enforcement either by means of penalties or otherwise, as through an assertion by customers of alleged rights arising out of the Commission's orders. Missouri v. Chicago, Burlington & Quincy R. Co., 241 U. S. 533, 241 U. S. 538. If, upon final hearing, the maximum rates fixed should be found not to be confiscatory, a permanent injunction should nevertheless issue to restrain enforcement of penalties accrued pendente lite, provided that it also be found that the plaintiff had reasonable ground to contest them as being confiscatory.
It does not follow that the Commission need be restrained from proceeding with an investigation of plaintiff's rates and practices so long as its findings and conclusions are subjected to the review of the district court herein. Indeed, such investigation and the results of it might with appropriateness be made a part of the final proofs in the cause. [Footnote 2]
These conclusions require that the decree of the district court be reversed, and that the case be remanded for further proceedings in conformity with this opinion.
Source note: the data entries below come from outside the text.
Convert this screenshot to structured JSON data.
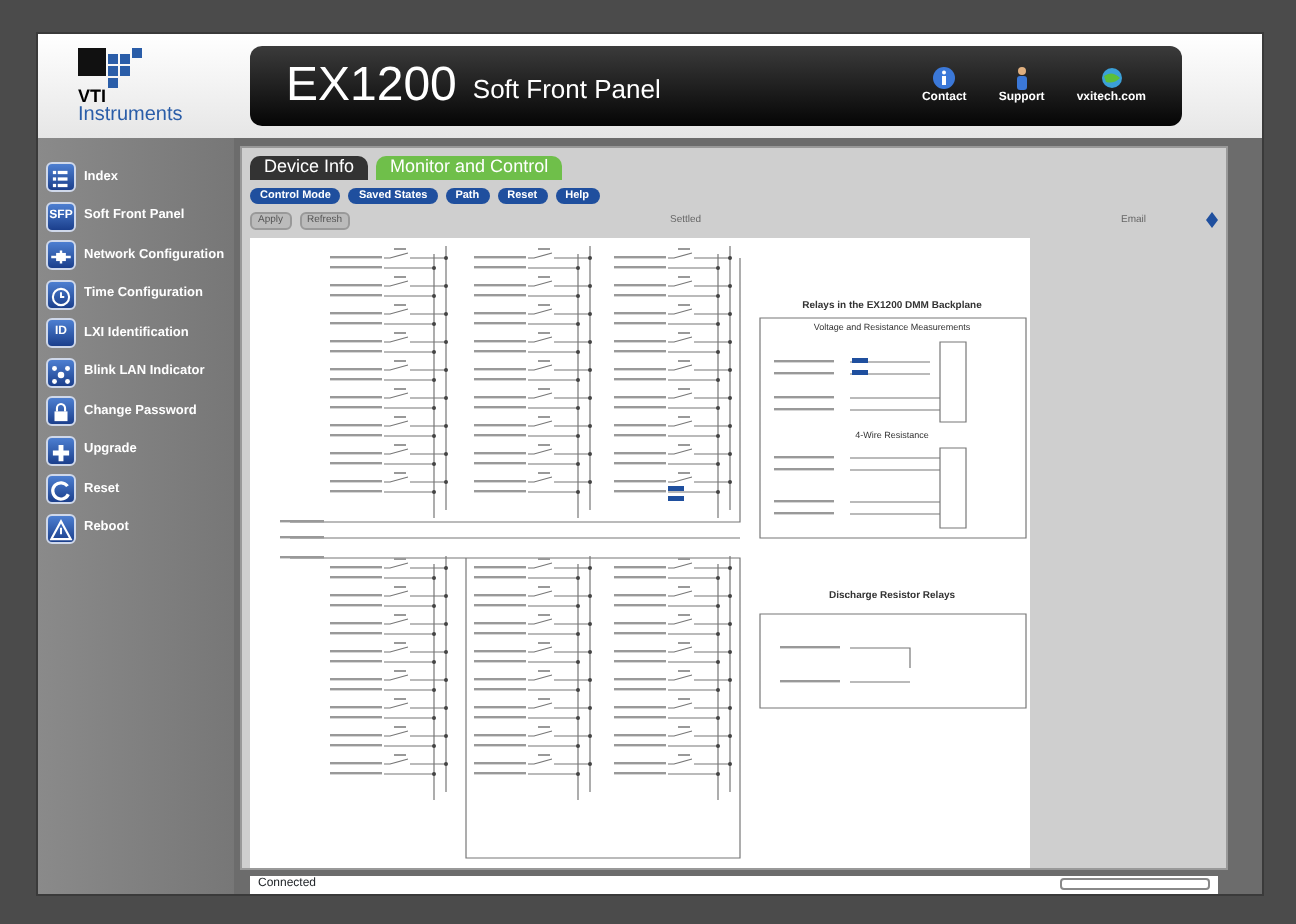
{
  "header": {
    "logo_text": "VTI",
    "logo_subtext": "Instruments",
    "title": "EX1200",
    "subtitle": "Soft Front Panel",
    "links": [
      {
        "label": "Contact",
        "kind": "info"
      },
      {
        "label": "Support",
        "kind": "person"
      },
      {
        "label": "vxitech.com",
        "kind": "globe"
      }
    ]
  },
  "sidebar": {
    "items": [
      {
        "label": "Index",
        "kind": "list"
      },
      {
        "label": "Soft Front Panel",
        "kind": "letters",
        "icon_text": "SFP"
      },
      {
        "label": "Network Configuration",
        "kind": "network"
      },
      {
        "label": "Time Configuration",
        "kind": "clock"
      },
      {
        "label": "LXI Identification",
        "kind": "letters",
        "icon_text": "ID"
      },
      {
        "label": "Blink LAN Indicator",
        "kind": "blink"
      },
      {
        "label": "Change Password",
        "kind": "lock"
      },
      {
        "label": "Upgrade",
        "kind": "plus"
      },
      {
        "label": "Reset",
        "kind": "reset"
      },
      {
        "label": "Reboot",
        "kind": "warning"
      }
    ]
  },
  "tabs": [
    {
      "label": "Device Info",
      "selected": false
    },
    {
      "label": "Monitor and Control",
      "selected": true
    }
  ],
  "subtabs": [
    "Control Mode",
    "Saved States",
    "Path",
    "Reset",
    "Help"
  ],
  "toolbar": {
    "buttons": [
      "Apply",
      "Refresh"
    ],
    "column_2": "Settled",
    "column_3": "Email"
  },
  "schematic": {
    "headings": [
      "Relays in the EX1200 DMM Backplane",
      "Voltage and Resistance Measurements",
      "4-Wire Resistance",
      "Discharge Resistor Relays"
    ]
  },
  "status": {
    "text": "Connected"
  }
}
"8235. Public Business Defined. Whenever any business, by reason of its nature, extent, or the existence of a virtual monopoly therein, is such that the public must use the same, or its services, or the consideration by it given or taken or offered, or the commodities bought or sold therein are offered or taken by purchase or sale in such a manner as to make it of public consequence or to affect the community at large as to supply, demand . . . or rate thereof, or said business is conducted in violation of the first section of this article, said business is a public business, and subject to be controlled by the state, by the corporation commission, or by an action in any district court of the state, as to all of its practices, prices, rates and charges. And it is hereby declared to be the duty of any person, firm, or corporation engaged in any public business to render its services and offer its commodities, or either, upon reasonable terms, without discrimination and adequately to the needs of the public considering the facilities of said business."
In Ex parte Young, 209 U. S. 123, 209 U. S. 133, the district court appears to have considered whether the rates were reasonable although the penal features of the act were declared void. Missouri P. Ry. Co. v. Tucker, 230 U. S. 340, was an action for the penalty, and the question here raised was not involved. That it is the penalty provision and not the rate provision which is void appears from the cases in which the validity of statutes was sustained because the objectionable penalty provisions were severable and there was no attempt to enforce the penalties. Willcox v. Consolidated Gas Co., 212 U. S. 19, 212 U. S. 53; United States v. Delaware & Hudson Co., 213 U. S. 366, 213 U. S. 417; Grenada Lumber Co. v. Mississippi, 217 U. S. 433, 217 U. S. 443; Atchison, Topeka & Santa Fe Ry. Co. v. O'Connor, 223 U. S. 280, 223 U. S. 286; Wadley Southern Ry. v. Georgia, 235 U. S. 651, 235 U. S. 662.